• [WHAT NEEDS TO BE DONE]:
Sort through the data and copy the lines holding the word "icon".

• [TASK MATERIAL]:
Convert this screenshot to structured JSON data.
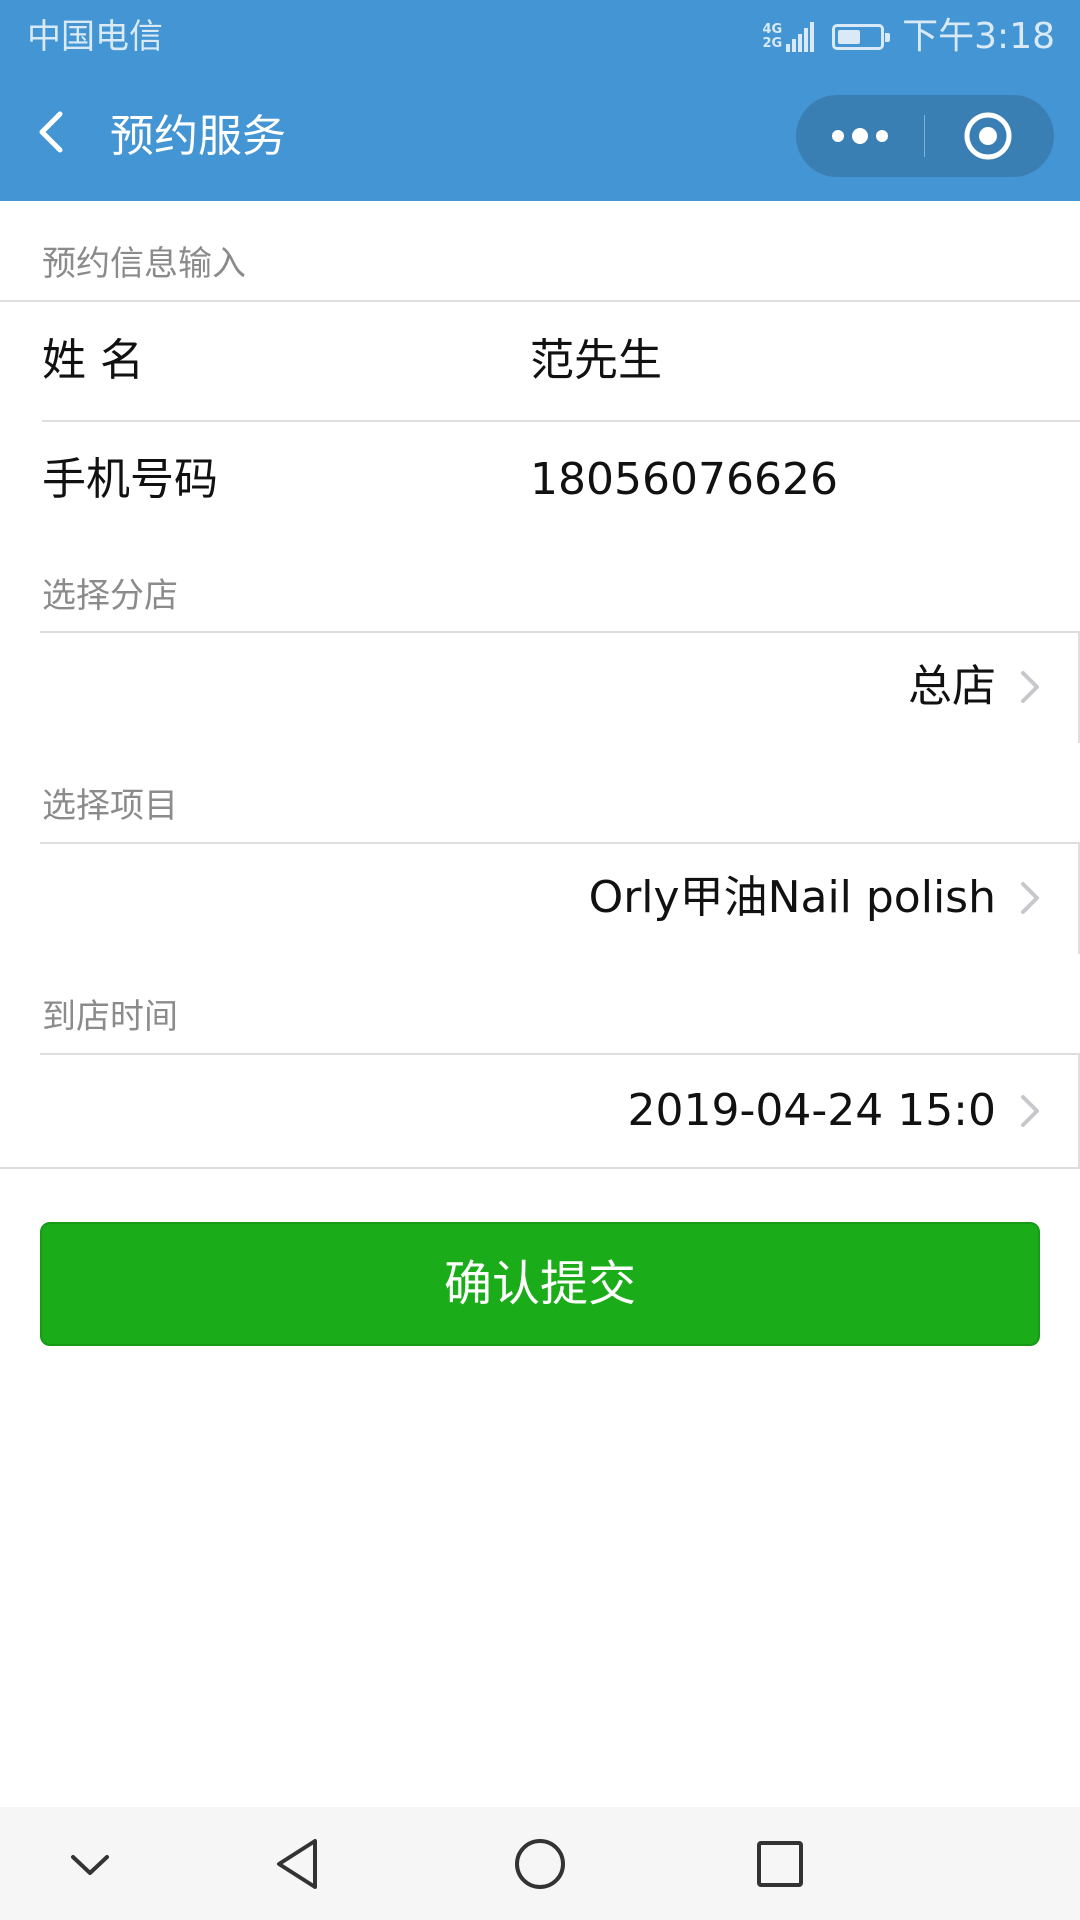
{
  "status_bar": {
    "carrier": "中国电信",
    "network_top": "4G",
    "network_bottom": "2G",
    "battery_level": 0.55,
    "time": "下午3:18"
  },
  "nav": {
    "title": "预约服务",
    "back_icon": "chevron-left-icon",
    "more_icon": "more-dots-icon",
    "close_icon": "target-close-icon"
  },
  "form": {
    "section_title": "预约信息输入",
    "name": {
      "label": "姓 名",
      "value": "范先生"
    },
    "phone": {
      "label": "手机号码",
      "value": "18056076626"
    },
    "store": {
      "label": "选择分店",
      "value": "总店"
    },
    "project": {
      "label": "选择项目",
      "value": "Orly甲油Nail polish"
    },
    "time": {
      "label": "到店时间",
      "value": "2019-04-24 15:0"
    },
    "submit_label": "确认提交"
  },
  "colors": {
    "header_bg": "#4495d3",
    "button_bg": "#1aad19",
    "label_gray": "#8b8b8b",
    "divider": "#dedede"
  },
  "system_nav": [
    "chevron-down-icon",
    "triangle-back-icon",
    "circle-home-icon",
    "square-recents-icon"
  ]
}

• [OUTPUT]:
    "back_icon": "chevron-left-icon",
    "more_icon": "more-dots-icon",
    "close_icon": "target-close-icon"
    "chevron-down-icon",
    "triangle-back-icon",
    "circle-home-icon",
    "square-recents-icon"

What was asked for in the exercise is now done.